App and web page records
::::

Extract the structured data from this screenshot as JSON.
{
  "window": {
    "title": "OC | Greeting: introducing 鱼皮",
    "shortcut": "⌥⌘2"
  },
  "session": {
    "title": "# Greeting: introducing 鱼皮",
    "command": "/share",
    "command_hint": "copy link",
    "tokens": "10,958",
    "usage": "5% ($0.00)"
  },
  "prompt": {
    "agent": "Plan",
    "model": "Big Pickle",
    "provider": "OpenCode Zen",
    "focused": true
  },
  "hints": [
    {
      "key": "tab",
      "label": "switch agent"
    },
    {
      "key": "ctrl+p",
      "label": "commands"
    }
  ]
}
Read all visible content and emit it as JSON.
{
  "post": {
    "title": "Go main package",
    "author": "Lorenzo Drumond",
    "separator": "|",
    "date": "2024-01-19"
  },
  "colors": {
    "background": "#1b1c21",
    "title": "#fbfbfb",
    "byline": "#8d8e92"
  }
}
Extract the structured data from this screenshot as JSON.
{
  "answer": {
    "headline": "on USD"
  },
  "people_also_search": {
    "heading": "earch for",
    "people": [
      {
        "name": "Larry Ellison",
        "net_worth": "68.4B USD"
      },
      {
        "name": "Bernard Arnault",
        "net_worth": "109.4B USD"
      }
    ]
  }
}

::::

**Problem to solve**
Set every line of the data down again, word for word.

**Solution to this problem**
Extract the structured data from this screenshot as JSON.
{
  "window": {
    "title": "OC | Greeting: introducing 鱼皮",
    "shortcut": "⌥⌘2"
  },
  "session": {
    "title": "# Greeting: introducing 鱼皮",
    "command": "/share",
    "command_hint": "copy link",
    "tokens": "10,958",
    "usage": "5% ($0.00)"
  },
  "prompt": {
    "agent": "Plan",
    "model": "Big Pickle",
    "provider": "OpenCode Zen",
    "focused": true
  },
  "hints": [
    {
      "key": "tab",
      "label": "switch agent"
    },
    {
      "key": "ctrl+p",
      "label": "commands"
    }
  ]
}
Read all visible content and emit it as JSON.
{
  "post": {
    "title": "Go main package",
    "author": "Lorenzo Drumond",
    "separator": "|",
    "date": "2024-01-19"
  },
  "colors": {
    "background": "#1b1c21",
    "title": "#fbfbfb",
    "byline": "#8d8e92"
  }
}
Extract the structured data from this screenshot as JSON.
{
  "answer": {
    "headline": "on USD"
  },
  "people_also_search": {
    "heading": "earch for",
    "people": [
      {
        "name": "Larry Ellison",
        "net_worth": "68.4B USD"
      },
      {
        "name": "Bernard Arnault",
        "net_worth": "109.4B USD"
      }
    ]
  }
}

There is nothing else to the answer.